Because of the geography of the situation, those of us in East Burnaby had it a little easier than you, when it came to listening to KJRB (formerly KNEW) with KGMI on the air. Overall though, more painful than listening to XERB under KING on 1090, but with other stations causing havoc, too.
Once my father helped me build a decent 4' tuned box loop, and before CJJC moved to 800, KGMI could be easily nulled pretty much completely, but it left CFCW, not KJRB, pretty much in the clear.
The result was pretty much the same: I never got to listen to much of KJRB/KNEW.
I did listen to a fair amount of KXLY for a while around 1964 or 1965, as they came in quite well in the evening, and were Top 40. But, like you, it was KGA that always provided the best signal from Spokane: 24/7 in the winter months.

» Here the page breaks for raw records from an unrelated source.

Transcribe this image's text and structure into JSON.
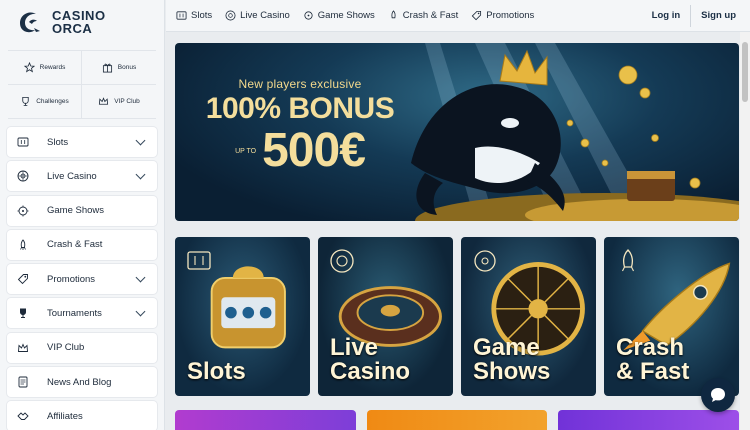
{
  "brand": {
    "line1": "CASINO",
    "line2": "ORCA"
  },
  "quick_links": [
    {
      "label": "Rewards",
      "icon": "star-icon"
    },
    {
      "label": "Bonus",
      "icon": "gift-icon"
    },
    {
      "label": "Challenges",
      "icon": "trophy-icon"
    },
    {
      "label": "VIP Club",
      "icon": "crown-icon"
    }
  ],
  "sidebar": {
    "items": [
      {
        "label": "Slots",
        "icon": "slot-machine-icon",
        "has_chevron": true
      },
      {
        "label": "Live Casino",
        "icon": "roulette-icon",
        "has_chevron": true
      },
      {
        "label": "Game Shows",
        "icon": "wheel-icon",
        "has_chevron": false
      },
      {
        "label": "Crash & Fast",
        "icon": "rocket-icon",
        "has_chevron": false
      },
      {
        "label": "Promotions",
        "icon": "promo-icon",
        "has_chevron": true
      },
      {
        "label": "Tournaments",
        "icon": "trophy-icon",
        "has_chevron": true
      },
      {
        "label": "VIP Club",
        "icon": "crown-icon",
        "has_chevron": false
      },
      {
        "label": "News And Blog",
        "icon": "document-icon",
        "has_chevron": false
      },
      {
        "label": "Affiliates",
        "icon": "handshake-icon",
        "has_chevron": false
      }
    ]
  },
  "topnav": {
    "items": [
      {
        "label": "Slots",
        "icon": "slot-machine-icon"
      },
      {
        "label": "Live Casino",
        "icon": "roulette-icon"
      },
      {
        "label": "Game Shows",
        "icon": "wheel-icon"
      },
      {
        "label": "Crash & Fast",
        "icon": "rocket-icon"
      },
      {
        "label": "Promotions",
        "icon": "promo-icon"
      }
    ],
    "login": "Log in",
    "signup": "Sign up"
  },
  "hero": {
    "subtitle": "New players exclusive",
    "headline": "100% BONUS",
    "upto": "UP TO",
    "amount": "500€"
  },
  "tiles": [
    {
      "line1": "Slots",
      "line2": ""
    },
    {
      "line1": "Live",
      "line2": "Casino"
    },
    {
      "line1": "Game",
      "line2": "Shows"
    },
    {
      "line1": "Crash",
      "line2": "& Fast"
    }
  ],
  "colors": {
    "brand_dark": "#1b2f45",
    "sidebar_bg": "#f4f6f8",
    "tile_text": "#fff5d6",
    "gold": "#f4de9c"
  }
}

And for one short year (of Top 40) were simply a joy to listen to. Mostly evenings with Shane, admittedly.
I don't know the exact date, but I think it was early in their Top 40 year that KGA built a new transmitter site that gave them a dynamite signal. More than 10 years later, visiting San Diego, they were the strongest non-local on the dial (I'm counting Tijuana and area as local). Up to the end of the Top 40 era, they continued to use the old transmitter site for station events that involved large numbers of listeners.
I only own 3-4 EKKO stamps, and KGA is one of them.
As for other Spokane stations, my grandfather built his first radio, a "Cat's Whisker", to listen to the Jack Dempsey world championship fight on KHQ in the mid-1920s. He lived in Spokane during the 1920s, moving to Burnaby shortly after the Depression hit.
Philco Bill, who runs the site, is a DX'er from way back.